At St. Paul's Cathedral in London, a section of the dome called the Whispering Gallery makes a whisper audible from the other side of the dome as a result of the way sound waves travel around the curved surface.
Soliton water waves can travel several kilometers without any significant change in their shape or amplitude, as opposed to normal waves, which widen as they travel, and eventually disappear.
Laser frequency combs-high-precision tools for measuring different colors of light in an ever-growing range of applications such as advanced atomic clocks, medical diagnostics and astronomy-are not only getting smaller but also much easier to make.
Imagine navigating through a grocery store with your cell phone. As you turn down the bread aisle, ads and coupons for hot dog buns and English muffins pop up on your screen. The electronics industry would like to make such personal navigators a reality, but, to do so, they need the next generation of microsensors.
An international team of scientists has developed a laser with a frequency stability previously unequalled.
A team of Northwestern University researchers have developed a laser that they claim creates the purest, brightest, and most powerful beam ever developed for use in standoff sensing applications.
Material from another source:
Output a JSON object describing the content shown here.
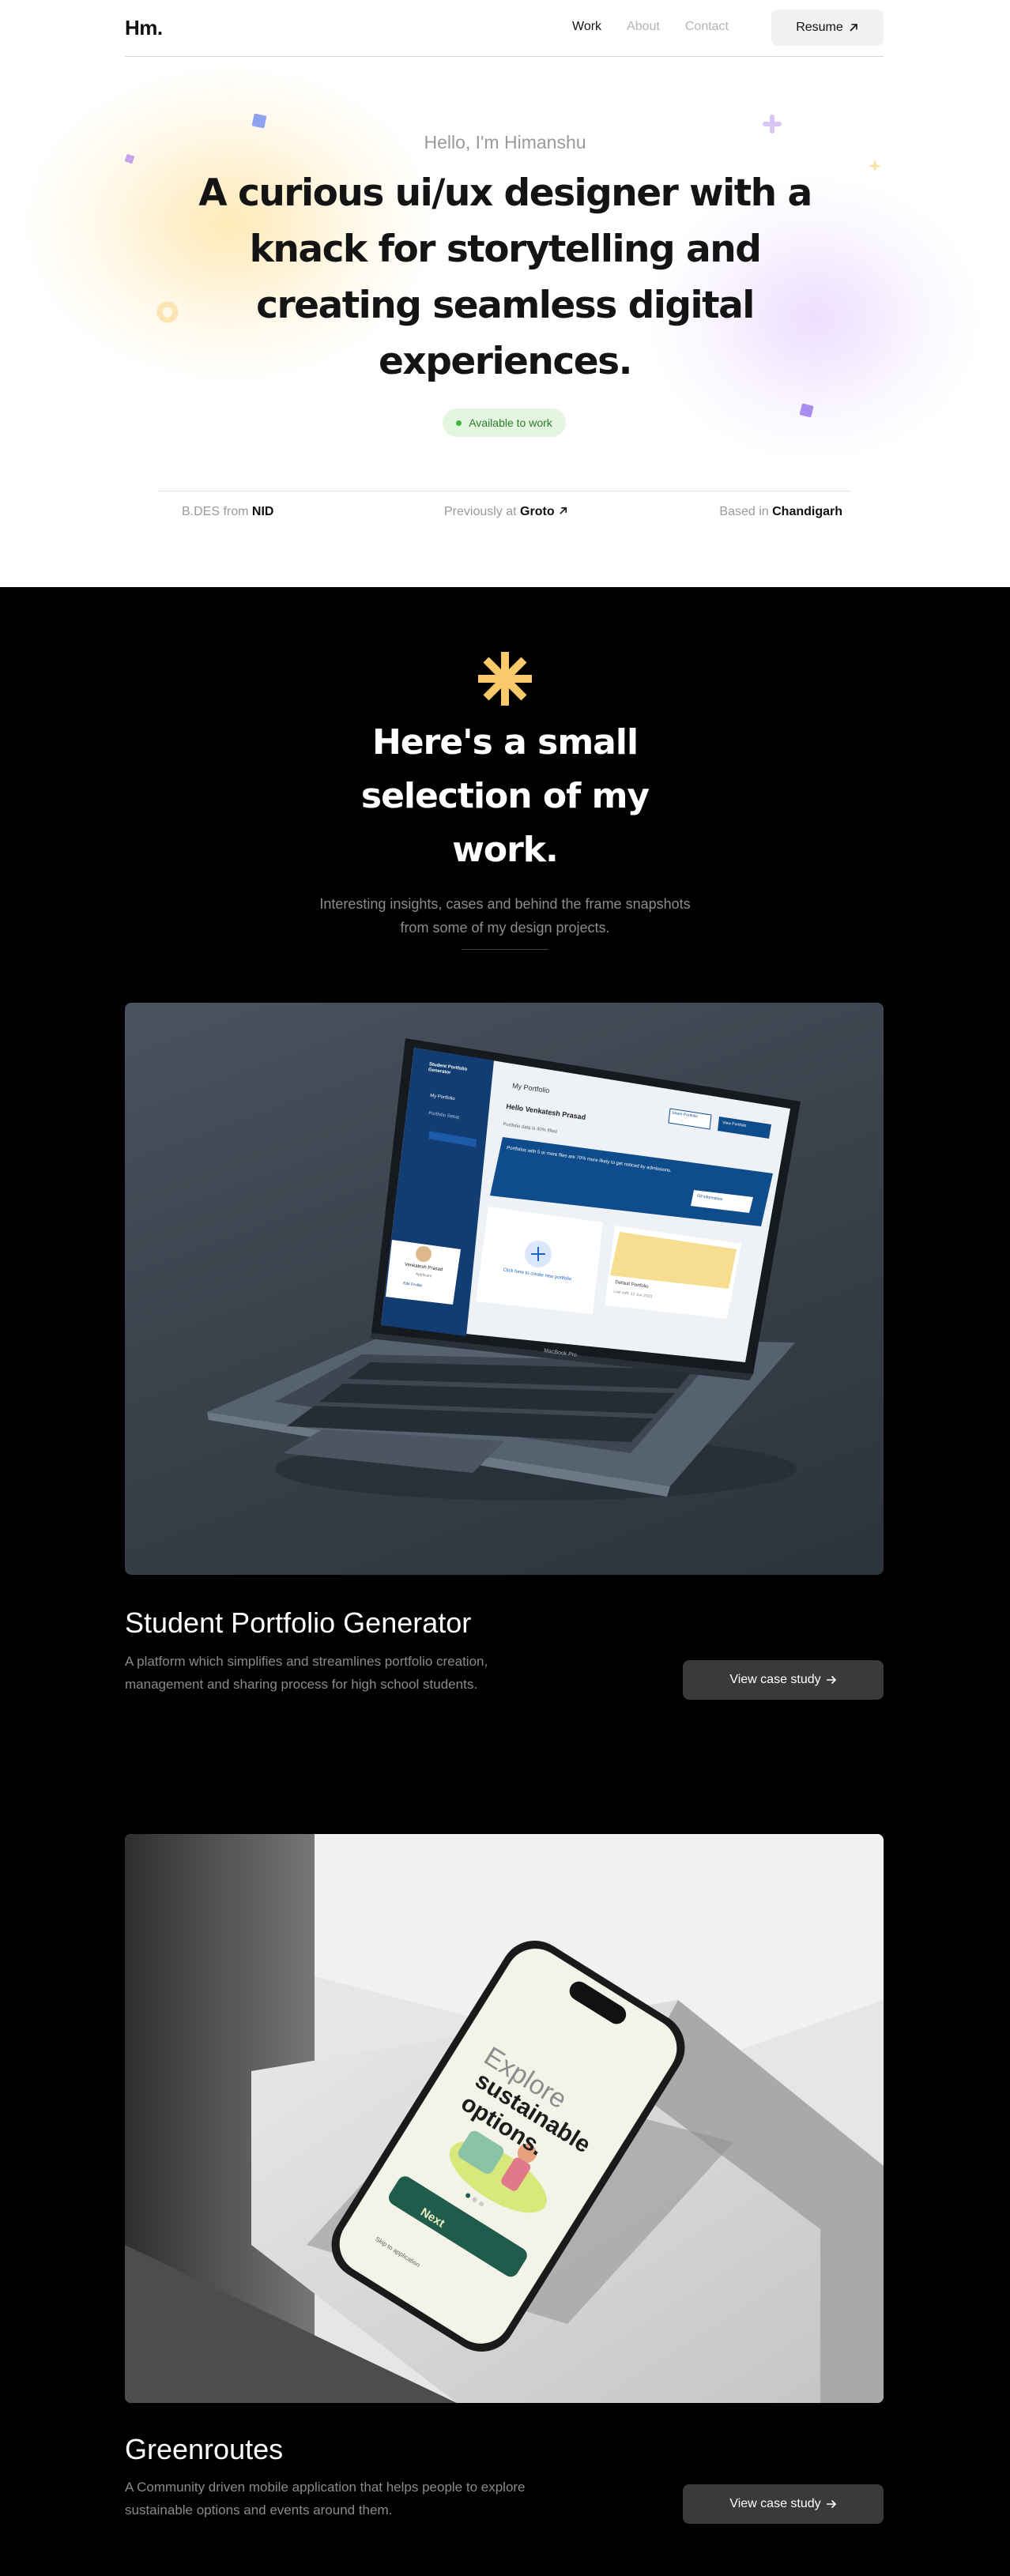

Berkeley Lab and UC Berkeley researchers record first direct observations of quantum effects in an optomechanical system
The world’s smallest three-dimensional optical cavities with the potential to generate the world’s most intense nanolaser beams have been created by a scientific team led by researchers with the U.S. Department of Energy (DOE)’s Lawrence Berkeley National Laboratory (Berkeley Lab) and the University of California (UC) Berkeley.
Existing coherent ultraviolet light sources are power hungry, bulky and expensive. Researchers have found a better way to build compact ultraviolet sources with low power consumption that could improve information storage, microscopy and chemical analysis.
Laser frequency combs—extraordinarily precise tools for measuring frequencies (or colors) of light—have helped propel advances in timekeeping, trace gas detection and related physics research to new heights in the past decade.